Just because you cut a cheque for your property tax bill annually, that doesn’t necessarily mean you’ve paid for all the civic services you might consume.
This situation was brought to light recently when a resident in Cimarron received a $1,500 invoice for services rendered by the fire department following her daughter’s car accident this summer. She thought, as we suspect many people do, that paying your property taxes means you’ll get firefighters’ assistance should you ever need it — without incurring additional costs.
Given the Town’s own website itemizes how your tax dollars are spent, including to cover the costs of emergency services, it would make perfect sense to think you wouldn’t have to pay any more should that time ever come.
That's not the case.
The scenario in which you’re on the hook for fire department services after a car crash has been likened to that of recreation amenities: you pay property taxes to fund swimming pools and ice rinks, but if you want to use them, you’re required to pay a drop-in fee. That’s true but going for a skate or a swim is at your own discretion, whereas calling the fire department when flames are shooting from the roof of your home or because you’ve skidded into a ditch tends to be less of a choice.
Council members, who acknowledged that issuing an invoice for fire department services might not be widely known, had an opportunity to do away with the concept last week, but given the revenue implications of such a move, they opted against doing so.
These bills are often covered by insurance, so it can be a moot point in many cases, but on occasions when they’re not looked after, it adds insult to injury.
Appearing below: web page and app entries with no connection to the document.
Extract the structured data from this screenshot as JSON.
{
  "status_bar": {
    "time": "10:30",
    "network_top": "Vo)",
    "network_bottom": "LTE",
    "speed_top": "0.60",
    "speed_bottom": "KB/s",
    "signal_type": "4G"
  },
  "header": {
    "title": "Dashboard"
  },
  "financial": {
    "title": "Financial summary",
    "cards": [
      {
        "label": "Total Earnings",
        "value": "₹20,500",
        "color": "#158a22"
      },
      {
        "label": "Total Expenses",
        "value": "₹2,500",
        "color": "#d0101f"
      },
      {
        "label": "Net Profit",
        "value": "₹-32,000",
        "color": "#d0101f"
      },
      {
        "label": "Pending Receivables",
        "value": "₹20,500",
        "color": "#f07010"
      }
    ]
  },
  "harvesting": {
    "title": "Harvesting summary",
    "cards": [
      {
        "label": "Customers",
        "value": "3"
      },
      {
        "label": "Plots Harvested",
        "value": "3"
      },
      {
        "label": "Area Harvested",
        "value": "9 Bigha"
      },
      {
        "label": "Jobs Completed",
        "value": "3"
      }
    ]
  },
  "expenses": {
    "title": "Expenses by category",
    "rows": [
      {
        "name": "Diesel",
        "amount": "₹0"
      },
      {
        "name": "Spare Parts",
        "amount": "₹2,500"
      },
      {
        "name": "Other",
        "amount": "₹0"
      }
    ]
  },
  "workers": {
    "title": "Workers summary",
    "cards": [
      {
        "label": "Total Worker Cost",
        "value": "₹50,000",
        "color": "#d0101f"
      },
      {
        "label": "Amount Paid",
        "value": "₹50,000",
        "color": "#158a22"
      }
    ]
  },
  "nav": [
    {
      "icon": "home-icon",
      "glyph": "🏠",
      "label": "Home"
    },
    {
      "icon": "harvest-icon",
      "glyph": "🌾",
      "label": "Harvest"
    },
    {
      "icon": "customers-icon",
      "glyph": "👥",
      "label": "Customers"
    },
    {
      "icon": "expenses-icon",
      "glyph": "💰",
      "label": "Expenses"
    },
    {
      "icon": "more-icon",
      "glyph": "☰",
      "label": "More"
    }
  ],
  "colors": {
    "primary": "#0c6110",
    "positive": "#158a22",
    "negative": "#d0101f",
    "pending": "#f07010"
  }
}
The policy could also inadvertently create a scary situation: The absolute last thing you’d want to happen is for someone not to call emergency services because they’re worried they’re going to be stuck with a big bill.